Data about app and page elements:
--------------------

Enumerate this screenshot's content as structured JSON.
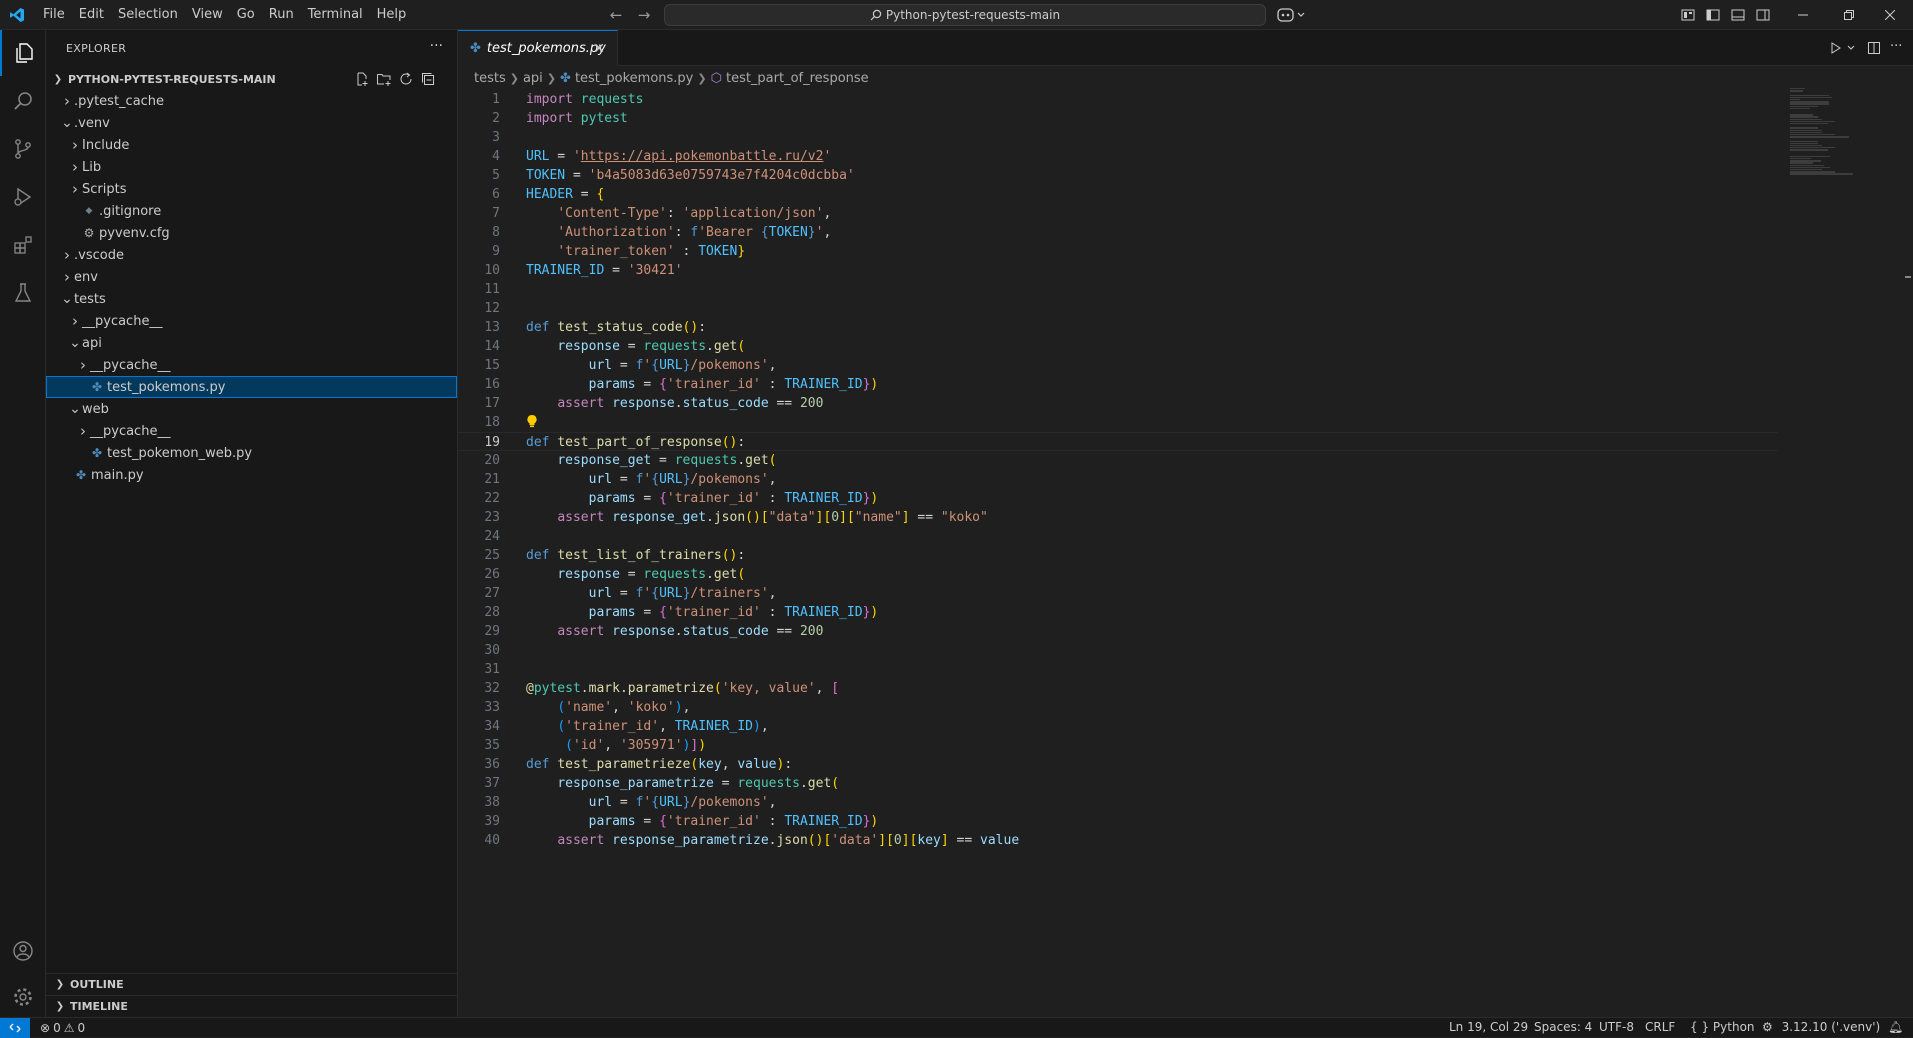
{
  "menu": [
    "File",
    "Edit",
    "Selection",
    "View",
    "Go",
    "Run",
    "Terminal",
    "Help"
  ],
  "command_center": "Python-pytest-requests-main",
  "explorer": {
    "title": "EXPLORER",
    "workspace": "PYTHON-PYTEST-REQUESTS-MAIN",
    "items": [
      {
        "label": ".pytest_cache",
        "twisty": ">",
        "icon": "",
        "depth": 1
      },
      {
        "label": ".venv",
        "twisty": "v",
        "icon": "",
        "depth": 1
      },
      {
        "label": "Include",
        "twisty": ">",
        "icon": "",
        "depth": 2
      },
      {
        "label": "Lib",
        "twisty": ">",
        "icon": "",
        "depth": 2
      },
      {
        "label": "Scripts",
        "twisty": ">",
        "icon": "",
        "depth": 2
      },
      {
        "label": ".gitignore",
        "twisty": "",
        "icon": "gitignore-icon",
        "depth": 2
      },
      {
        "label": "pyvenv.cfg",
        "twisty": "",
        "icon": "gear-file-icon",
        "depth": 2
      },
      {
        "label": ".vscode",
        "twisty": ">",
        "icon": "",
        "depth": 1
      },
      {
        "label": "env",
        "twisty": ">",
        "icon": "",
        "depth": 1
      },
      {
        "label": "tests",
        "twisty": "v",
        "icon": "",
        "depth": 1
      },
      {
        "label": "__pycache__",
        "twisty": ">",
        "icon": "",
        "depth": 2
      },
      {
        "label": "api",
        "twisty": "v",
        "icon": "",
        "depth": 2
      },
      {
        "label": "__pycache__",
        "twisty": ">",
        "icon": "",
        "depth": 3
      },
      {
        "label": "test_pokemons.py",
        "twisty": "",
        "icon": "python-icon",
        "depth": 3,
        "selected": true
      },
      {
        "label": "web",
        "twisty": "v",
        "icon": "",
        "depth": 2
      },
      {
        "label": "__pycache__",
        "twisty": ">",
        "icon": "",
        "depth": 3
      },
      {
        "label": "test_pokemon_web.py",
        "twisty": "",
        "icon": "python-icon",
        "depth": 3
      },
      {
        "label": "main.py",
        "twisty": "",
        "icon": "python-icon",
        "depth": 1
      }
    ],
    "outline": "OUTLINE",
    "timeline": "TIMELINE"
  },
  "tab": {
    "label": "test_pokemons.py"
  },
  "breadcrumb": [
    "tests",
    "api",
    "test_pokemons.py",
    "test_part_of_response"
  ],
  "editor": {
    "current_line": 19,
    "lines": [
      [
        [
          "kw",
          "import"
        ],
        [
          "",
          " "
        ],
        [
          "mod",
          "requests"
        ]
      ],
      [
        [
          "kw",
          "import"
        ],
        [
          "",
          " "
        ],
        [
          "mod",
          "pytest"
        ]
      ],
      [],
      [
        [
          "const",
          "URL"
        ],
        [
          "op",
          " = "
        ],
        [
          "str",
          "'"
        ],
        [
          "url",
          "https://api.pokemonbattle.ru/v2"
        ],
        [
          "str",
          "'"
        ]
      ],
      [
        [
          "const",
          "TOKEN"
        ],
        [
          "op",
          " = "
        ],
        [
          "str",
          "'b4a5083d63e0759743e7f4204c0dcbba'"
        ]
      ],
      [
        [
          "const",
          "HEADER"
        ],
        [
          "op",
          " = "
        ],
        [
          "br1",
          "{"
        ]
      ],
      [
        [
          "",
          "    "
        ],
        [
          "str",
          "'Content-Type'"
        ],
        [
          "op",
          ": "
        ],
        [
          "str",
          "'application/json'"
        ],
        [
          "op",
          ","
        ]
      ],
      [
        [
          "",
          "    "
        ],
        [
          "str",
          "'Authorization'"
        ],
        [
          "op",
          ": "
        ],
        [
          "def",
          "f"
        ],
        [
          "str",
          "'Bearer "
        ],
        [
          "def",
          "{"
        ],
        [
          "const",
          "TOKEN"
        ],
        [
          "def",
          "}"
        ],
        [
          "str",
          "'"
        ],
        [
          "op",
          ","
        ]
      ],
      [
        [
          "",
          "    "
        ],
        [
          "str",
          "'trainer_token'"
        ],
        [
          "op",
          " : "
        ],
        [
          "const",
          "TOKEN"
        ],
        [
          "br1",
          "}"
        ]
      ],
      [
        [
          "const",
          "TRAINER_ID"
        ],
        [
          "op",
          " = "
        ],
        [
          "str",
          "'30421'"
        ]
      ],
      [],
      [],
      [
        [
          "def",
          "def"
        ],
        [
          "op",
          " "
        ],
        [
          "fn",
          "test_status_code"
        ],
        [
          "br1",
          "()"
        ],
        [
          "op",
          ":"
        ]
      ],
      [
        [
          "",
          "    "
        ],
        [
          "var",
          "response"
        ],
        [
          "op",
          " = "
        ],
        [
          "mod",
          "requests"
        ],
        [
          "op",
          "."
        ],
        [
          "fn",
          "get"
        ],
        [
          "br1",
          "("
        ]
      ],
      [
        [
          "",
          "        "
        ],
        [
          "var",
          "url"
        ],
        [
          "op",
          " = "
        ],
        [
          "def",
          "f"
        ],
        [
          "str",
          "'"
        ],
        [
          "def",
          "{"
        ],
        [
          "const",
          "URL"
        ],
        [
          "def",
          "}"
        ],
        [
          "str",
          "/pokemons'"
        ],
        [
          "op",
          ","
        ]
      ],
      [
        [
          "",
          "        "
        ],
        [
          "var",
          "params"
        ],
        [
          "op",
          " = "
        ],
        [
          "br2",
          "{"
        ],
        [
          "str",
          "'trainer_id'"
        ],
        [
          "op",
          " : "
        ],
        [
          "const",
          "TRAINER_ID"
        ],
        [
          "br2",
          "}"
        ],
        [
          "br1",
          ")"
        ]
      ],
      [
        [
          "",
          "    "
        ],
        [
          "kw",
          "assert"
        ],
        [
          "op",
          " "
        ],
        [
          "var",
          "response"
        ],
        [
          "op",
          "."
        ],
        [
          "var",
          "status_code"
        ],
        [
          "op",
          " == "
        ],
        [
          "num",
          "200"
        ]
      ],
      [],
      [
        [
          "def",
          "def"
        ],
        [
          "op",
          " "
        ],
        [
          "fn",
          "test_part_of_response"
        ],
        [
          "br1",
          "()"
        ],
        [
          "op",
          ":"
        ]
      ],
      [
        [
          "",
          "    "
        ],
        [
          "var",
          "response_get"
        ],
        [
          "op",
          " = "
        ],
        [
          "mod",
          "requests"
        ],
        [
          "op",
          "."
        ],
        [
          "fn",
          "get"
        ],
        [
          "br1",
          "("
        ]
      ],
      [
        [
          "",
          "        "
        ],
        [
          "var",
          "url"
        ],
        [
          "op",
          " = "
        ],
        [
          "def",
          "f"
        ],
        [
          "str",
          "'"
        ],
        [
          "def",
          "{"
        ],
        [
          "const",
          "URL"
        ],
        [
          "def",
          "}"
        ],
        [
          "str",
          "/pokemons'"
        ],
        [
          "op",
          ","
        ]
      ],
      [
        [
          "",
          "        "
        ],
        [
          "var",
          "params"
        ],
        [
          "op",
          " = "
        ],
        [
          "br2",
          "{"
        ],
        [
          "str",
          "'trainer_id'"
        ],
        [
          "op",
          " : "
        ],
        [
          "const",
          "TRAINER_ID"
        ],
        [
          "br2",
          "}"
        ],
        [
          "br1",
          ")"
        ]
      ],
      [
        [
          "",
          "    "
        ],
        [
          "kw",
          "assert"
        ],
        [
          "op",
          " "
        ],
        [
          "var",
          "response_get"
        ],
        [
          "op",
          "."
        ],
        [
          "fn",
          "json"
        ],
        [
          "br1",
          "()"
        ],
        [
          "br1",
          "["
        ],
        [
          "str",
          "\"data\""
        ],
        [
          "br1",
          "]"
        ],
        [
          "br1",
          "["
        ],
        [
          "num",
          "0"
        ],
        [
          "br1",
          "]"
        ],
        [
          "br1",
          "["
        ],
        [
          "str",
          "\"name\""
        ],
        [
          "br1",
          "]"
        ],
        [
          "op",
          " == "
        ],
        [
          "str",
          "\"koko\""
        ]
      ],
      [],
      [
        [
          "def",
          "def"
        ],
        [
          "op",
          " "
        ],
        [
          "fn",
          "test_list_of_trainers"
        ],
        [
          "br1",
          "()"
        ],
        [
          "op",
          ":"
        ]
      ],
      [
        [
          "",
          "    "
        ],
        [
          "var",
          "response"
        ],
        [
          "op",
          " = "
        ],
        [
          "mod",
          "requests"
        ],
        [
          "op",
          "."
        ],
        [
          "fn",
          "get"
        ],
        [
          "br1",
          "("
        ]
      ],
      [
        [
          "",
          "        "
        ],
        [
          "var",
          "url"
        ],
        [
          "op",
          " = "
        ],
        [
          "def",
          "f"
        ],
        [
          "str",
          "'"
        ],
        [
          "def",
          "{"
        ],
        [
          "const",
          "URL"
        ],
        [
          "def",
          "}"
        ],
        [
          "str",
          "/trainers'"
        ],
        [
          "op",
          ","
        ]
      ],
      [
        [
          "",
          "        "
        ],
        [
          "var",
          "params"
        ],
        [
          "op",
          " = "
        ],
        [
          "br2",
          "{"
        ],
        [
          "str",
          "'trainer_id'"
        ],
        [
          "op",
          " : "
        ],
        [
          "const",
          "TRAINER_ID"
        ],
        [
          "br2",
          "}"
        ],
        [
          "br1",
          ")"
        ]
      ],
      [
        [
          "",
          "    "
        ],
        [
          "kw",
          "assert"
        ],
        [
          "op",
          " "
        ],
        [
          "var",
          "response"
        ],
        [
          "op",
          "."
        ],
        [
          "var",
          "status_code"
        ],
        [
          "op",
          " == "
        ],
        [
          "num",
          "200"
        ]
      ],
      [],
      [],
      [
        [
          "fn",
          "@"
        ],
        [
          "mod",
          "pytest"
        ],
        [
          "op",
          "."
        ],
        [
          "fn",
          "mark"
        ],
        [
          "op",
          "."
        ],
        [
          "fn",
          "parametrize"
        ],
        [
          "br1",
          "("
        ],
        [
          "str",
          "'key, value'"
        ],
        [
          "op",
          ", "
        ],
        [
          "br2",
          "["
        ]
      ],
      [
        [
          "",
          "    "
        ],
        [
          "br3",
          "("
        ],
        [
          "str",
          "'name'"
        ],
        [
          "op",
          ", "
        ],
        [
          "str",
          "'koko'"
        ],
        [
          "br3",
          ")"
        ],
        [
          "op",
          ","
        ]
      ],
      [
        [
          "",
          "    "
        ],
        [
          "br3",
          "("
        ],
        [
          "str",
          "'trainer_id'"
        ],
        [
          "op",
          ", "
        ],
        [
          "const",
          "TRAINER_ID"
        ],
        [
          "br3",
          ")"
        ],
        [
          "op",
          ","
        ]
      ],
      [
        [
          "",
          "     "
        ],
        [
          "br3",
          "("
        ],
        [
          "str",
          "'id'"
        ],
        [
          "op",
          ", "
        ],
        [
          "str",
          "'305971'"
        ],
        [
          "br3",
          ")"
        ],
        [
          "br2",
          "]"
        ],
        [
          "br1",
          ")"
        ]
      ],
      [
        [
          "def",
          "def"
        ],
        [
          "op",
          " "
        ],
        [
          "fn",
          "test_parametrieze"
        ],
        [
          "br1",
          "("
        ],
        [
          "var",
          "key"
        ],
        [
          "op",
          ", "
        ],
        [
          "var",
          "value"
        ],
        [
          "br1",
          ")"
        ],
        [
          "op",
          ":"
        ]
      ],
      [
        [
          "",
          "    "
        ],
        [
          "var",
          "response_parametrize"
        ],
        [
          "op",
          " = "
        ],
        [
          "mod",
          "requests"
        ],
        [
          "op",
          "."
        ],
        [
          "fn",
          "get"
        ],
        [
          "br1",
          "("
        ]
      ],
      [
        [
          "",
          "        "
        ],
        [
          "var",
          "url"
        ],
        [
          "op",
          " = "
        ],
        [
          "def",
          "f"
        ],
        [
          "str",
          "'"
        ],
        [
          "def",
          "{"
        ],
        [
          "const",
          "URL"
        ],
        [
          "def",
          "}"
        ],
        [
          "str",
          "/pokemons'"
        ],
        [
          "op",
          ","
        ]
      ],
      [
        [
          "",
          "        "
        ],
        [
          "var",
          "params"
        ],
        [
          "op",
          " = "
        ],
        [
          "br2",
          "{"
        ],
        [
          "str",
          "'trainer_id'"
        ],
        [
          "op",
          " : "
        ],
        [
          "const",
          "TRAINER_ID"
        ],
        [
          "br2",
          "}"
        ],
        [
          "br1",
          ")"
        ]
      ],
      [
        [
          "",
          "    "
        ],
        [
          "kw",
          "assert"
        ],
        [
          "op",
          " "
        ],
        [
          "var",
          "response_parametrize"
        ],
        [
          "op",
          "."
        ],
        [
          "fn",
          "json"
        ],
        [
          "br1",
          "()"
        ],
        [
          "br1",
          "["
        ],
        [
          "str",
          "'data'"
        ],
        [
          "br1",
          "]"
        ],
        [
          "br1",
          "["
        ],
        [
          "num",
          "0"
        ],
        [
          "br1",
          "]"
        ],
        [
          "br1",
          "["
        ],
        [
          "var",
          "key"
        ],
        [
          "br1",
          "]"
        ],
        [
          "op",
          " == "
        ],
        [
          "var",
          "value"
        ]
      ]
    ]
  },
  "status": {
    "errors": "0",
    "warnings": "0",
    "position": "Ln 19, Col 29",
    "spaces": "Spaces: 4",
    "encoding": "UTF-8",
    "eol": "CRLF",
    "language_prefix": "{ }",
    "language": "Python",
    "interpreter": "3.12.10 ('.venv')"
  },
  "colors": {
    "accent": "#0078d4",
    "background": "#1f1f1f",
    "sidebar": "#181818"
  }
}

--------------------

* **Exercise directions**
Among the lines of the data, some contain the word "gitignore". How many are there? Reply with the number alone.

* **Answer to the exercise**
2